In a real project, it is recommended to commit those changes to your GitHub repository.

Export the changes

Next, export the changes done to the component back to bit.dev.

$ bit status

The product-list component was modified:

modified components
(use "bit tag --all [version]" to lock a version with all your changes)
(use "bit diff" to compare changes)

     > product-list ... ok

Tag and export the component as a new version. By default this is a semver patch version:

$ bit tag product-list
1 component(s) tagged
(use "bit export [collection]" to push these components to a remote")
(use "bit untag" to unstage versions)

changed components
(components that got a version bump)
     > <username>.react-tutorial/product-list@0.0.2

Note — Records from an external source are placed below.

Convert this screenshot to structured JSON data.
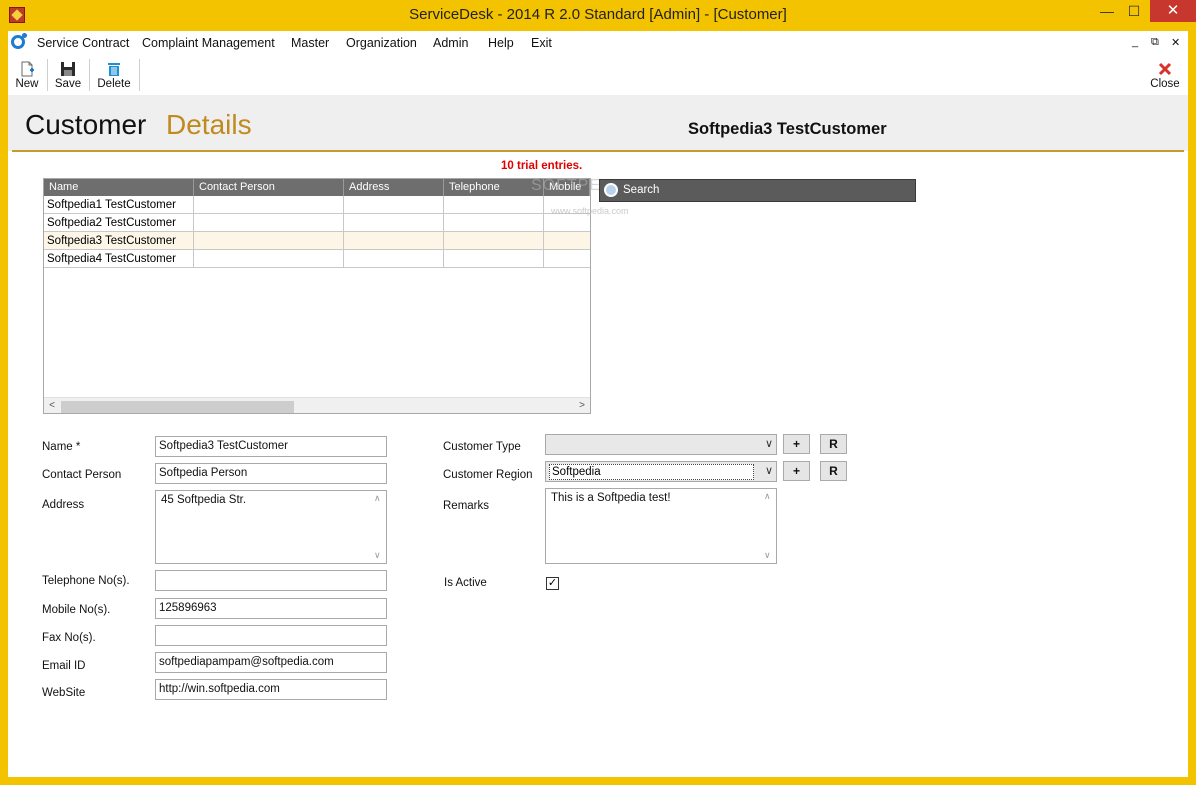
{
  "window": {
    "title": "ServiceDesk - 2014 R 2.0 Standard [Admin] - [Customer]",
    "minimize": "—",
    "maximize": "☐",
    "close": "✕"
  },
  "menu": {
    "items": [
      "Service Contract",
      "Complaint Management",
      "Master",
      "Organization",
      "Admin",
      "Help",
      "Exit"
    ],
    "mdi_min": "_",
    "mdi_restore": "⧉",
    "mdi_close": "✕"
  },
  "toolbar": {
    "new_label": "New",
    "save_label": "Save",
    "delete_label": "Delete",
    "close_label": "Close"
  },
  "header": {
    "title_part1": "Customer",
    "title_part2": "Details",
    "selected_customer": "Softpedia3 TestCustomer"
  },
  "trial_notice": "10 trial entries.",
  "grid": {
    "columns": [
      "Name",
      "Contact Person",
      "Address",
      "Telephone",
      "Mobile"
    ],
    "rows": [
      [
        "Softpedia1 TestCustomer",
        "",
        "",
        "",
        ""
      ],
      [
        "Softpedia2 TestCustomer",
        "",
        "",
        "",
        ""
      ],
      [
        "Softpedia3 TestCustomer",
        "",
        "",
        "",
        ""
      ],
      [
        "Softpedia4 TestCustomer",
        "",
        "",
        "",
        ""
      ]
    ],
    "selected_row": 2,
    "scroll_left": "<",
    "scroll_right": ">"
  },
  "search": {
    "placeholder": "Search"
  },
  "watermark": "SOFTPEDIA",
  "watermark_url": "www.softpedia.com",
  "form": {
    "name_label": "Name  *",
    "name_value": "Softpedia3 TestCustomer",
    "contact_label": "Contact Person",
    "contact_value": "Softpedia Person",
    "address_label": "Address",
    "address_value": "45 Softpedia Str.",
    "telephone_label": "Telephone No(s).",
    "telephone_value": "",
    "mobile_label": "Mobile No(s).",
    "mobile_value": "125896963",
    "fax_label": "Fax No(s).",
    "fax_value": "",
    "email_label": "Email ID",
    "email_value": "softpediapampam@softpedia.com",
    "website_label": "WebSite",
    "website_value": "http://win.softpedia.com",
    "customer_type_label": "Customer Type",
    "customer_type_value": "",
    "customer_region_label": "Customer Region",
    "customer_region_value": "Softpedia",
    "remarks_label": "Remarks",
    "remarks_value": "This is a Softpedia test!",
    "is_active_label": "Is Active",
    "is_active": true,
    "add_btn": "+",
    "refresh_btn": "R"
  },
  "colors": {
    "title_bar": "#f3c300",
    "accent_gold": "#c08a1e",
    "trial_red": "#e00000",
    "grid_header": "#6e6e6e",
    "selected_row": "#fdf5e6"
  }
}
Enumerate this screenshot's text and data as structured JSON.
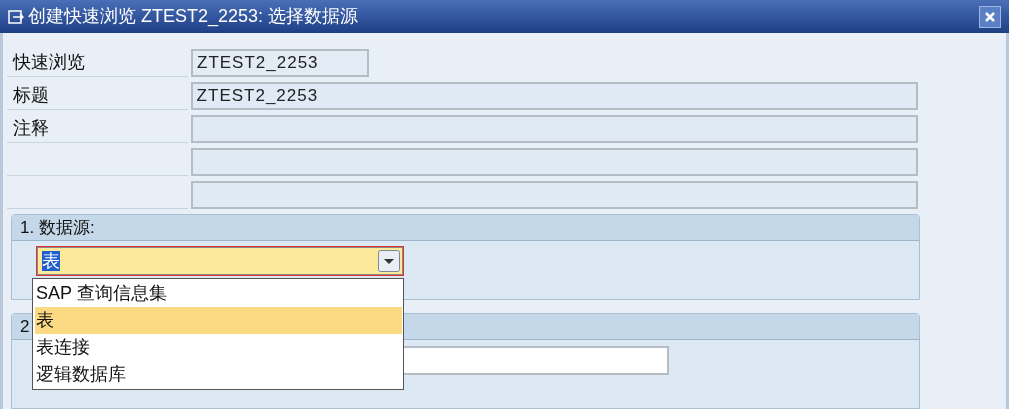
{
  "window": {
    "title": "创建快速浏览 ZTEST2_2253: 选择数据源"
  },
  "fields": [
    {
      "label": "快速浏览",
      "value": "ZTEST2_2253",
      "kind": "readonly"
    },
    {
      "label": "标题",
      "value": "ZTEST2_2253",
      "kind": "text"
    },
    {
      "label": "注释",
      "kind": "text"
    },
    {
      "kind": "text"
    },
    {
      "kind": "text"
    }
  ],
  "section_1": {
    "title": "1. 数据源:",
    "combo": {
      "value": "表",
      "options": [
        {
          "label": "SAP 查询信息集",
          "selected": false
        },
        {
          "label": "表",
          "selected": true
        },
        {
          "label": "表连接",
          "selected": false
        },
        {
          "label": "逻辑数据库",
          "selected": false
        }
      ]
    }
  },
  "section_2": {
    "title": "2"
  }
}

Export it back to the collection:

$ bit export <username>.react-tutorial
exported 1 components to scope <username>.react-tutorial

Head to the component page on bit.dev, here you can see that the component has a new version. The changes are also visible on the component playground.

Update the Component in the original project

In this last stage, you are going to import the changes to the original project, switch back to React-tutorial.

Import changes

Run bit import to see if any components were changed (similar to doing git pull to check git changes).

we will see that the product-list component was changed and a new version exists:

$ bit import
successfully imported one component
- updated <username>.react-tutorial/product-list new versions: 0.0.2

The component is downloaded but is not yet changed. Check the workspace status, you will get the following:

$ bit status
pending updates
(use "bit checkout [version] [component_id]" to merge changes)
(use "bit diff [component_id] [new_version]" to compare changes)
(use "bit log [component_id]" to list all available versions)

    > <username>.react-tutorial/product-list current: 0.0.1 latest: 0.0.2

Checkout

Merge the changes done to the component to your project. The structure of the command is bit checkout <version> <component>. So you run:

$ bit checkout 0.0.2 product-list
successfully switched <username>.react-tutorial/product-list to version 0.0.2
updated src/app/product-list/product-list.component.css
updated src/app/product-list/product-list.component.html
updated src/app/product-list/product-list.component.ts
updated src/app/product-list/product-list.module.ts
updated src/app/product-list/products.ts

Bit is performing a git merge, so the code from the updated component is now be merged into your code.

Run the application again, to see it is working properly with the updated component:

$ npm start

That is it. A change was moved between the two projects. Your application is running with an updated component.

For questions or help, don’t hesitate to get in touch.

Happy coding!